**THE PROBLEM:** Could you return every line of the material that contains the word "into"?

DATASET ENTRIES Block Start

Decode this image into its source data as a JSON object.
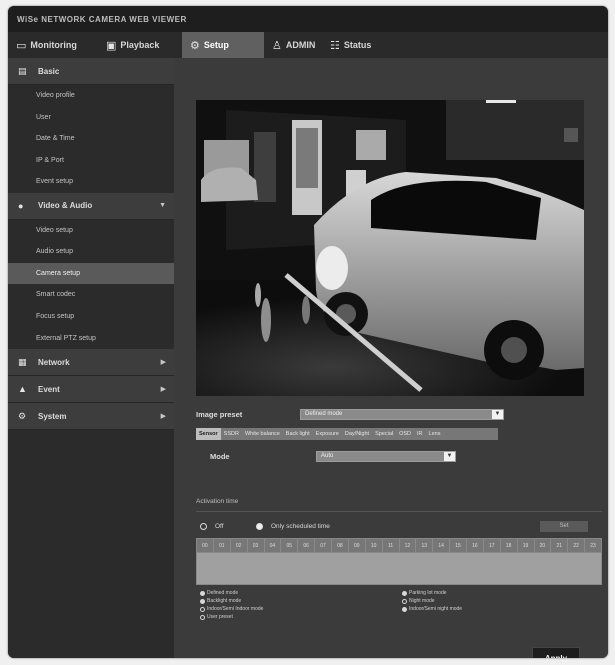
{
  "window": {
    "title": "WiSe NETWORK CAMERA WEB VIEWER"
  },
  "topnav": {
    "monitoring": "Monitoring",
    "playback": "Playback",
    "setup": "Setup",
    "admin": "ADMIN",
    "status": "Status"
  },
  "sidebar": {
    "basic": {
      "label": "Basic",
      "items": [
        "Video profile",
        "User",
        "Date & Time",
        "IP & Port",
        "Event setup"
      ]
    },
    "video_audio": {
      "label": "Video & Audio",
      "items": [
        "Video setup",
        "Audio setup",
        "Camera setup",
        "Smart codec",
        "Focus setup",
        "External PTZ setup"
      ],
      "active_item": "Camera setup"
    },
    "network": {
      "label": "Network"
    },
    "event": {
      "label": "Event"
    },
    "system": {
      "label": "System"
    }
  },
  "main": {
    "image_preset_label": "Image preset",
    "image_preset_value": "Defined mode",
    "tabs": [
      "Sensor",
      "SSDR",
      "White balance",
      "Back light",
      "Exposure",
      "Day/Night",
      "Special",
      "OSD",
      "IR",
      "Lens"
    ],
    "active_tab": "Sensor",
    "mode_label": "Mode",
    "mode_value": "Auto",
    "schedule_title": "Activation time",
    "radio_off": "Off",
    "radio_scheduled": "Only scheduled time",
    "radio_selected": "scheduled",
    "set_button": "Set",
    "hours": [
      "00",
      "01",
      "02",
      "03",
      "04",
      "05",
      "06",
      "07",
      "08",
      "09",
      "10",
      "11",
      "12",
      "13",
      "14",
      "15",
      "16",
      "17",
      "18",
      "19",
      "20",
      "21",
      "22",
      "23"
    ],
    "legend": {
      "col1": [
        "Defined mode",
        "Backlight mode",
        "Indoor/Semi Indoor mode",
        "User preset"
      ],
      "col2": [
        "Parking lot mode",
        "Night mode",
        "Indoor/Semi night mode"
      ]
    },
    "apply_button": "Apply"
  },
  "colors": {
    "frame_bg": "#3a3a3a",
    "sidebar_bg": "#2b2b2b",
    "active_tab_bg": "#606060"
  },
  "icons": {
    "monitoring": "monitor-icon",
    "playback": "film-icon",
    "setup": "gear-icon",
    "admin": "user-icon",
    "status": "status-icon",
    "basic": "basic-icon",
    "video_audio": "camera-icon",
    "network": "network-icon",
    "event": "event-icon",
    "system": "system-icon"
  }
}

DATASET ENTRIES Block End
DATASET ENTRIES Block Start

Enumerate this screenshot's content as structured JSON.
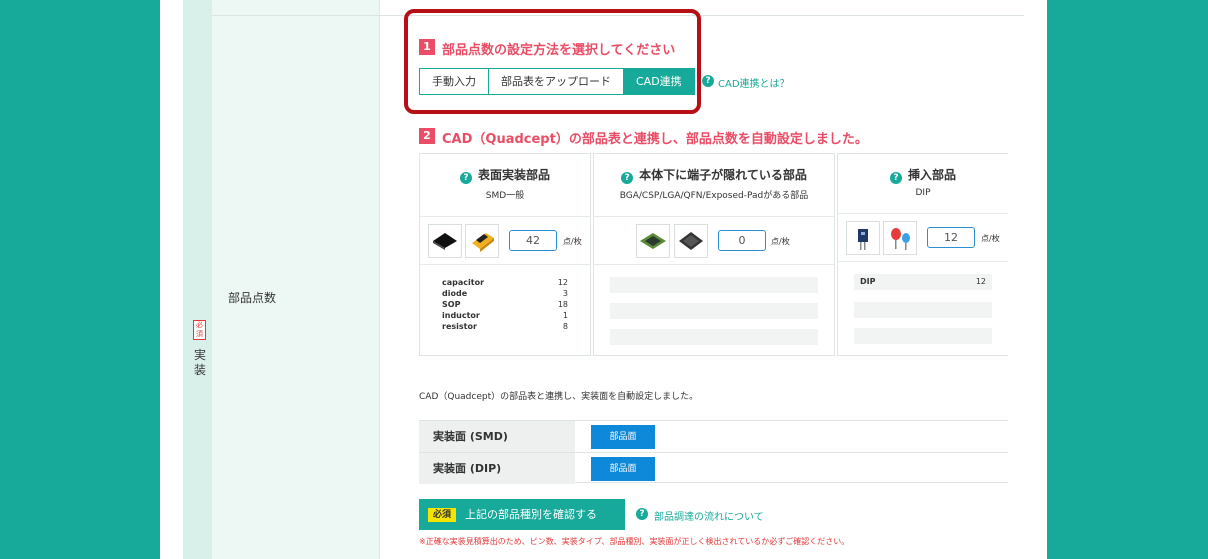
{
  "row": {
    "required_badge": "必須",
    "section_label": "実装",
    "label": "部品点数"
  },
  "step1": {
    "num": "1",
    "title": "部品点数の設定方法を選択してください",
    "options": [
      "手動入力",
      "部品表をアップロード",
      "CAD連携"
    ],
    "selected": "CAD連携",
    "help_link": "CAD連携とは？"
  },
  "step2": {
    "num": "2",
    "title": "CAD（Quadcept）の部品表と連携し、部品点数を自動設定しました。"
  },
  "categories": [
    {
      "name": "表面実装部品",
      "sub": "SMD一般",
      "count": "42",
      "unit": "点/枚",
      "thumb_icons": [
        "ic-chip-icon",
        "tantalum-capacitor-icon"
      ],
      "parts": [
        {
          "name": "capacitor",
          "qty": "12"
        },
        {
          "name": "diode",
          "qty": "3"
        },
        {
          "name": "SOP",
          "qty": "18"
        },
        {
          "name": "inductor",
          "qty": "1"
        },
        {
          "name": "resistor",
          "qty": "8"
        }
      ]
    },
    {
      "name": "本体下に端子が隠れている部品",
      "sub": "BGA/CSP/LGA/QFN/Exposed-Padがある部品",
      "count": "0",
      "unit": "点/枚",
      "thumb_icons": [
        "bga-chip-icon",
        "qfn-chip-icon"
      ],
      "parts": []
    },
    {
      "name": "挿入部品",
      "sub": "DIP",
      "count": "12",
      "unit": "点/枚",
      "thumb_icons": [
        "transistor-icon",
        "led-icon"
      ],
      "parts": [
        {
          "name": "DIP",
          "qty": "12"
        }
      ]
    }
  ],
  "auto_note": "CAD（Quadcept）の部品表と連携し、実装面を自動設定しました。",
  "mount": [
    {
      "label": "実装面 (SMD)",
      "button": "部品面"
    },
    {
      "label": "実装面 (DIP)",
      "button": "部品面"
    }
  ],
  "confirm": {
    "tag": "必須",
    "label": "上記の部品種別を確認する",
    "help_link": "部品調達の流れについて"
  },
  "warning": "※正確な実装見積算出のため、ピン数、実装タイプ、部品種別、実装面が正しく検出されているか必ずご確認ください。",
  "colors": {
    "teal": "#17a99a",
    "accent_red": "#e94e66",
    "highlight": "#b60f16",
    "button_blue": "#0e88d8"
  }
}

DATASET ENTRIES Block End
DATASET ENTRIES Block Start

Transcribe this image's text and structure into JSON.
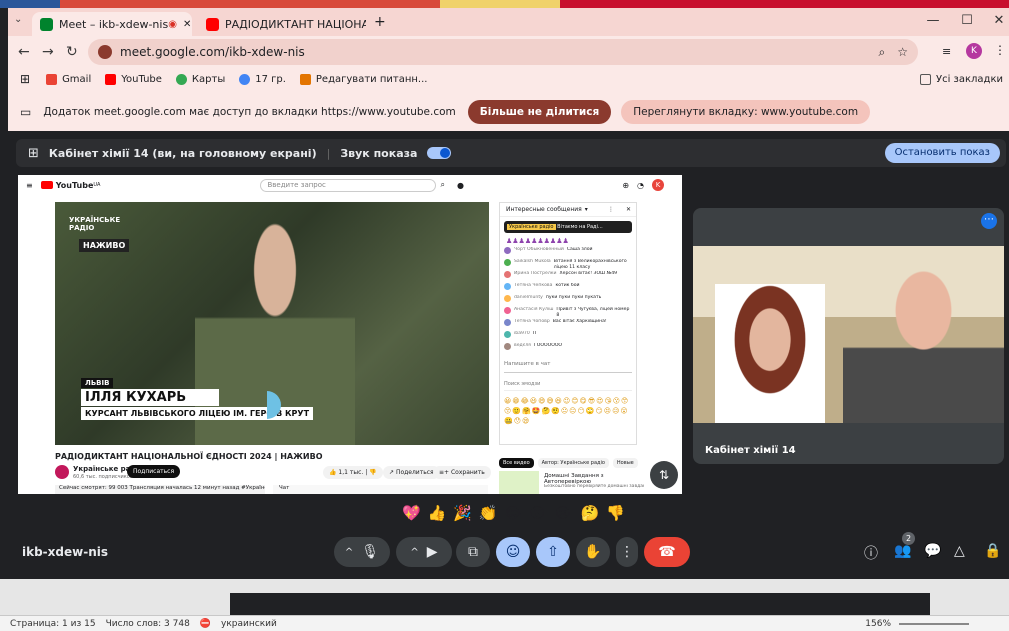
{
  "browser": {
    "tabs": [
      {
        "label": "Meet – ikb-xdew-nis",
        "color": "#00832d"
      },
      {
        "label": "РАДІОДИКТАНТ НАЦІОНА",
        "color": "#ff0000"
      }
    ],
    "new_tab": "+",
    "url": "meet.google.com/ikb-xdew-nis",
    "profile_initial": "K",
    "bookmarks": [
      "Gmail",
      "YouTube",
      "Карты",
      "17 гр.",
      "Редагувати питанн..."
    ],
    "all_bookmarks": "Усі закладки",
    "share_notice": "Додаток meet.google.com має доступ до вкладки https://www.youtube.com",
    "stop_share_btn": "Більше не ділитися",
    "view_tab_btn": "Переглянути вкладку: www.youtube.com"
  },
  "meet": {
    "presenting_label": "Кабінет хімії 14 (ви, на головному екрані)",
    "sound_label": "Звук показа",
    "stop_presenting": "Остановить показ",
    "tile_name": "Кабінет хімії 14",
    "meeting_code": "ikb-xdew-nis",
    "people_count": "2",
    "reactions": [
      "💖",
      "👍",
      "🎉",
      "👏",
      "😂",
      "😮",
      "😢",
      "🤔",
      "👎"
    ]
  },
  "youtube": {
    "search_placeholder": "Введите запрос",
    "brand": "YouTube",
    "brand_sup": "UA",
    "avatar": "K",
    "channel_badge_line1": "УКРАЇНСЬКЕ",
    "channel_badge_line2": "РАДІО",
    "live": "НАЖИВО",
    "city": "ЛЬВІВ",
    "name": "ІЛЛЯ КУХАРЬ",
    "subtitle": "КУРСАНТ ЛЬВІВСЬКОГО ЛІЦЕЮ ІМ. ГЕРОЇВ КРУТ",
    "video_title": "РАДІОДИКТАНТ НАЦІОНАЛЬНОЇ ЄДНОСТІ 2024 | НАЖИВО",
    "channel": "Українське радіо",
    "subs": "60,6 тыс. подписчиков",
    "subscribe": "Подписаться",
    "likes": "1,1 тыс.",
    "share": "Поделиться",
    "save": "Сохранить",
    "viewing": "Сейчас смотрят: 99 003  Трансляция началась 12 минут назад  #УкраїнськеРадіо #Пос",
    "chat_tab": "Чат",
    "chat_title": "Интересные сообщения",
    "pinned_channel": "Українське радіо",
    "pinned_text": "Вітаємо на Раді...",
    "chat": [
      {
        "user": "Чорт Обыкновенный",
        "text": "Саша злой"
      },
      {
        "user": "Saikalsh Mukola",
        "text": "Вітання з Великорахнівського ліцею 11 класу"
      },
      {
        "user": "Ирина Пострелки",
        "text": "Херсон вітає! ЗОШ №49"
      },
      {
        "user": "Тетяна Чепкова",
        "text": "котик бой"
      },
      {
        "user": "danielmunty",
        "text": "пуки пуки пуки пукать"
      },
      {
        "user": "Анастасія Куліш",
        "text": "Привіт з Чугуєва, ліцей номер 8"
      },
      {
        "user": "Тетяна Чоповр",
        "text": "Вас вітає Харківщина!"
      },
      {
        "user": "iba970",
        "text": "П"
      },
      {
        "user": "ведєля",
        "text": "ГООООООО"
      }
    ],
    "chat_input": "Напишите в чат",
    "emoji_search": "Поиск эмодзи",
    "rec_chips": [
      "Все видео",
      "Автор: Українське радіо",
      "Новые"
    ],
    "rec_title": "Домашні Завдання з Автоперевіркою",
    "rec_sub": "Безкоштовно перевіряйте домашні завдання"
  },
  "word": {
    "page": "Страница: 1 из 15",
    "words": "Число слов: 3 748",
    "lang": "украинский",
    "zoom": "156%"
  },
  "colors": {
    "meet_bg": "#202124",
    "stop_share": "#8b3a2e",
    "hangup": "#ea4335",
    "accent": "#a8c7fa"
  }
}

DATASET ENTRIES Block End

**ANSWER:**
Decode this image into its source data as a JSON object.
Transcribe this image's text and structure into JSON.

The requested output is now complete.